In contrast to this season’s fashion week in Milan, Paris fashion week, which ended last Thursday, didn’t have a shorter schedule. Still, quite a lot of fashion houses, such as Rue de Mail, Anne Valerie Hash and Vanessa Bruno, preferred to show their collections in private spaces or smaller (read cheaper) locations due to the economic crisis. Some even had presentations without models, such as Requiem, Undercover and Martin Grant. The Spanish leather specialist Loewe chose a smart combination of presentation, lunch and show, where models presented three consecutive catwalk presentations to smaller audiences that were also offered small snacks and coffee. Meanwhile, the big players, such as Chanel and Louis Vuitton, held fast to big shows in huge locations such as the Grand Palais or an exclusive tent in the courtyard of the Louvre.

Based on the nationality of its designers and guests, Paris is known to be the most international of all fashion weeks. This season, however, a lot of Russian, Chinese and Arabian costumers were notably absent, while members of the press dropped in for several days and not for the whole nine-day schedule.

Overall, though, the fashion shown in Paris in nearly 100 shows offered strong trends for fall/winter 2009-10. The gothic theme, shown in previous seasons by Givenchy and Gareth Pugh, only seemed to have gained popularity this season, influencing creations by Bruno Pieters, Barbara Bui, Ann Demeulemeester and even Martin Margiela. Olivier Theyskens for Nina Ricci and Haider Ackermann translated gothic references in impressive collections, which were surely some of the highlights of the Paris fashion week.

Some more moderate and wearable ideas of the gothic were reflected in purist-influenced collections, largely consisting of leather used on a wide range of garments, including strong, well-cut trousers, jackets and skirts in tonal colors such as black, gray and white, as in collections by Kris Van Assche, Yves Saint Laurent, Yohji Yamamoto, Wunderkind and Givenchy. These collections could be criticized for being influenced by the economic climate but will nonetheless find their customers.
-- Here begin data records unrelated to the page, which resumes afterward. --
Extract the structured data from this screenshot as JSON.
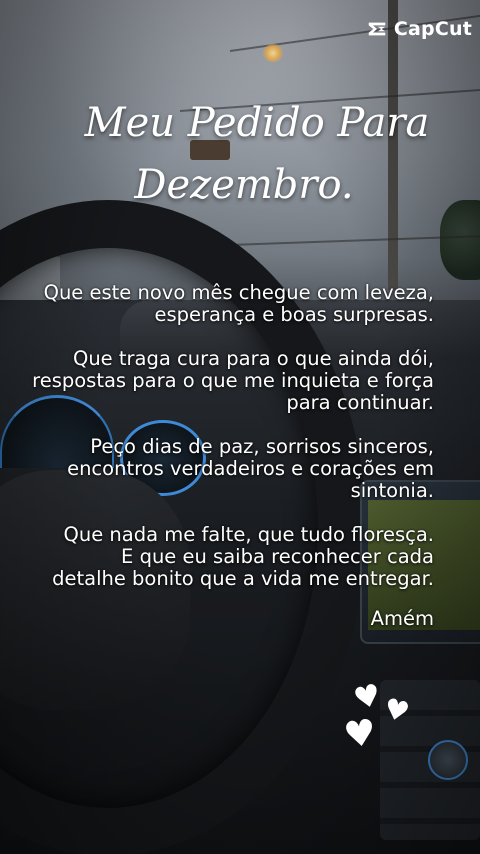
{
  "brand": {
    "name": "CapCut",
    "icon": "capcut-logo-icon"
  },
  "title": {
    "line1": "Meu Pedido Para",
    "line2": "Dezembro."
  },
  "poem": {
    "stanzas": [
      [
        "Que este novo mês chegue com leveza,",
        "esperança e boas surpresas."
      ],
      [
        "Que traga cura para o que ainda dói,",
        "respostas para o que me inquieta e força",
        "para continuar."
      ],
      [
        "Peço dias de paz, sorrisos sinceros,",
        "encontros verdadeiros e corações em",
        "sintonia."
      ],
      [
        "Que nada me falte, que tudo floresça.",
        "E que eu saiba reconhecer cada",
        "detalhe bonito que a vida me entregar."
      ]
    ],
    "closing": "Amém"
  },
  "decorations": {
    "hearts": 3,
    "heart_icon": "heart-icon",
    "text_color": "#ffffff"
  }
}
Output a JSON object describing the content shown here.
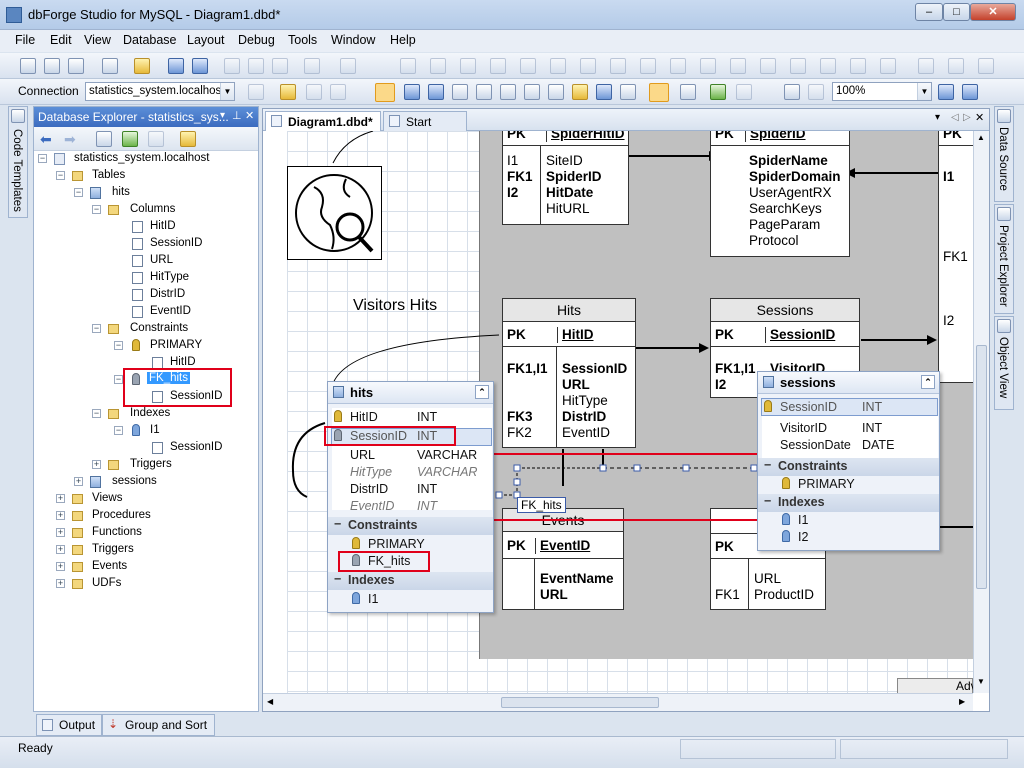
{
  "window": {
    "title": "dbForge Studio for MySQL - Diagram1.dbd*",
    "min": "–",
    "max": "□",
    "close": "✕"
  },
  "menu": [
    "File",
    "Edit",
    "View",
    "Database",
    "Layout",
    "Debug",
    "Tools",
    "Window",
    "Help"
  ],
  "connection": {
    "label": "Connection",
    "value": "statistics_system.localhost"
  },
  "zoom": "100%",
  "left_tab": "Code Templates",
  "explorer": {
    "title": "Database Explorer - statistics_sys...",
    "tree": {
      "server": "statistics_system.localhost",
      "tables": "Tables",
      "hits": "hits",
      "columns": "Columns",
      "cols": [
        "HitID",
        "SessionID",
        "URL",
        "HitType",
        "DistrID",
        "EventID"
      ],
      "constraints": "Constraints",
      "primary": "PRIMARY",
      "primary_col": "HitID",
      "fk": "FK_hits",
      "fk_col": "SessionID",
      "indexes": "Indexes",
      "idx": "I1",
      "idx_col": "SessionID",
      "triggers": "Triggers",
      "sessions": "sessions",
      "top": [
        "Views",
        "Procedures",
        "Functions",
        "Triggers",
        "Events",
        "UDFs"
      ]
    }
  },
  "bottom_tabs": [
    "Output",
    "Group and Sort"
  ],
  "status": "Ready",
  "doc_tabs": [
    "Diagram1.dbd*",
    "Start Page"
  ],
  "right_tabs": [
    "Data Source",
    "Project Explorer",
    "Object View"
  ],
  "diagram": {
    "note_visitors": "Visitors Hits",
    "spiderhit": {
      "pk": "PK",
      "pk_name": "SpiderHitID",
      "keys": [
        "I1",
        "FK1",
        "I2"
      ],
      "cols": [
        "SiteID",
        "SpiderID",
        "HitDate",
        "HitURL"
      ]
    },
    "spider": {
      "pk": "PK",
      "pk_name": "SpiderID",
      "cols": [
        "SpiderName",
        "SpiderDomain",
        "UserAgentRX",
        "SearchKeys",
        "PageParam",
        "Protocol"
      ]
    },
    "partial": {
      "pk": "PK",
      "keys": [
        "I1",
        "FK1",
        "I2"
      ]
    },
    "hits": {
      "name": "Hits",
      "pk": "PK",
      "pk_name": "HitID",
      "keys": [
        "FK1,I1",
        "",
        "",
        "FK3",
        "FK2"
      ],
      "cols": [
        "SessionID",
        "URL",
        "HitType",
        "DistrID",
        "EventID"
      ]
    },
    "sessions": {
      "name": "Sessions",
      "pk": "PK",
      "pk_name": "SessionID",
      "keys": [
        "FK1,I1",
        "I2"
      ],
      "cols": [
        "VisitorID"
      ]
    },
    "events": {
      "name": "Events",
      "pk": "PK",
      "pk_name": "EventID",
      "cols": [
        "EventName",
        "URL"
      ]
    },
    "urls": {
      "pk": "PK",
      "keys": [
        "",
        "FK1"
      ],
      "cols": [
        "URL",
        "ProductID"
      ]
    },
    "fk_label": "FK_hits",
    "adv": "Adv"
  },
  "hits_popup": {
    "title": "hits",
    "rows": [
      [
        "HitID",
        "INT"
      ],
      [
        "SessionID",
        "INT"
      ],
      [
        "URL",
        "VARCHAR"
      ],
      [
        "HitType",
        "VARCHAR"
      ],
      [
        "DistrID",
        "INT"
      ],
      [
        "EventID",
        "INT"
      ]
    ],
    "constraints": "Constraints",
    "c_items": [
      "PRIMARY",
      "FK_hits"
    ],
    "indexes": "Indexes",
    "i_items": [
      "I1"
    ]
  },
  "sessions_popup": {
    "title": "sessions",
    "rows": [
      [
        "SessionID",
        "INT"
      ],
      [
        "VisitorID",
        "INT"
      ],
      [
        "SessionDate",
        "DATE"
      ]
    ],
    "constraints": "Constraints",
    "c_items": [
      "PRIMARY"
    ],
    "indexes": "Indexes",
    "i_items": [
      "I1",
      "I2"
    ]
  }
}
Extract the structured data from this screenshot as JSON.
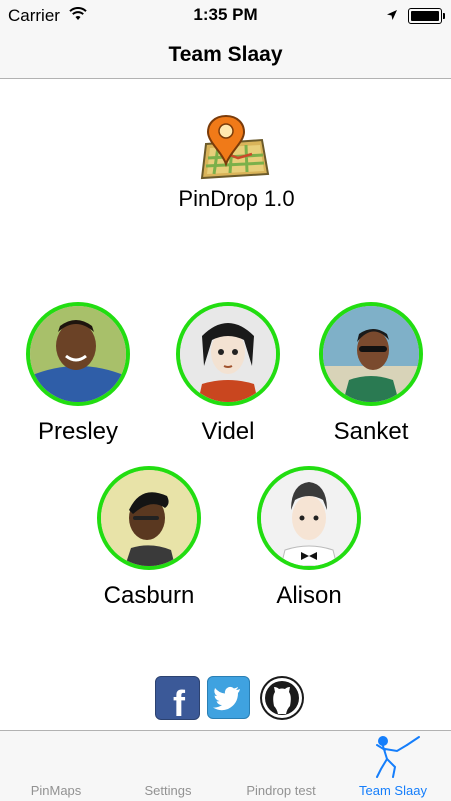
{
  "status_bar": {
    "carrier": "Carrier",
    "time": "1:35 PM"
  },
  "nav": {
    "title": "Team Slaay"
  },
  "app": {
    "name": "PinDrop 1.0",
    "icon": "map-pin-icon"
  },
  "team": [
    {
      "name": "Presley"
    },
    {
      "name": "Videl"
    },
    {
      "name": "Sanket"
    },
    {
      "name": "Casburn"
    },
    {
      "name": "Alison"
    }
  ],
  "social": [
    {
      "icon": "facebook-icon",
      "glyph": "f"
    },
    {
      "icon": "twitter-icon"
    },
    {
      "icon": "github-icon"
    }
  ],
  "tabs": [
    {
      "label": "PinMaps"
    },
    {
      "label": "Settings"
    },
    {
      "label": "Pindrop test"
    },
    {
      "label": "Team Slaay",
      "active": true
    }
  ],
  "colors": {
    "accent": "#157efb",
    "ring": "#22dd11",
    "facebook": "#3b5998",
    "twitter": "#3fa2e0"
  }
}
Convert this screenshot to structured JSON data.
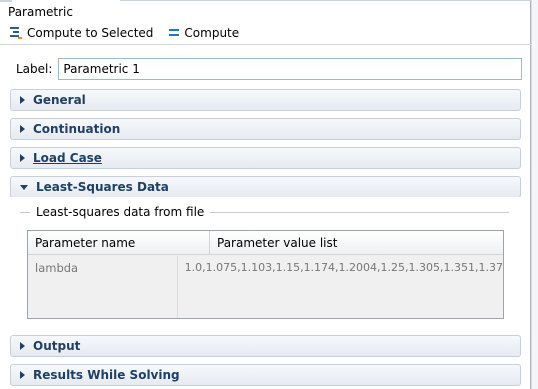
{
  "window": {
    "title": "Parametric"
  },
  "toolbar": {
    "compute_selected_label": "Compute to Selected",
    "compute_label": "Compute"
  },
  "label_field": {
    "label": "Label:",
    "value": "Parametric 1"
  },
  "sections": {
    "general": "General",
    "continuation": "Continuation",
    "load_case": "Load Case",
    "least_squares": "Least-Squares Data",
    "output": "Output",
    "results_while_solving": "Results While Solving"
  },
  "least_squares": {
    "group_label": "Least-squares data from file",
    "table": {
      "headers": [
        "Parameter name",
        "Parameter value list"
      ],
      "rows": [
        [
          "lambda",
          "1.0,1.075,1.103,1.15,1.174,1.2004,1.25,1.305,1.351,1.37"
        ]
      ]
    }
  },
  "colors": {
    "section_text": "#1f3f66",
    "section_border": "#c5d0dc",
    "icon_blue": "#2376b9"
  },
  "icons": [
    "compute-to-selected-icon",
    "compute-icon",
    "chevron-right-icon",
    "chevron-down-icon"
  ]
}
The return of the ’80s with its elegant and powerful women postulated by Yves Saint Laurent and Thierry Mugler was certainly another strong trend during Paris fashion week. Balmain interpreted Mugler’s famous pagoda-jacket in a new, modern way, while designer Rosemary Rodriguez attempted to reinvigorate the Mugler label with typical Mugler silhouettes, which also influenced the collection of Alexander McQueen. Balenciaga reinterpreted old patterns and designs from its archives from the ’60s and ’70s in a strong couture manner. Giambattista Valli showed a modern homage to vintage YSL creations, while Lanvin created elegant and feminine silhouettes but with a twist of ideas from the ’50s and ’80s. Chanel, Dior, Gaultier, Hermes, Kenzo and Viktor & Rolf redefined their own signatures, whereas John Galliano broke from the pack by presenting traditional Russian-inspired costumes in a wonderful high-tech laser light show. Most notable was the return of Chloé under the direction of Hannah McGibbon, who created a soft and feminine collection in warm earth tones with voluminous trousers as a counterpart to ubiquitous leather leggings, sarouels and very slim pants.

—Barbara Markert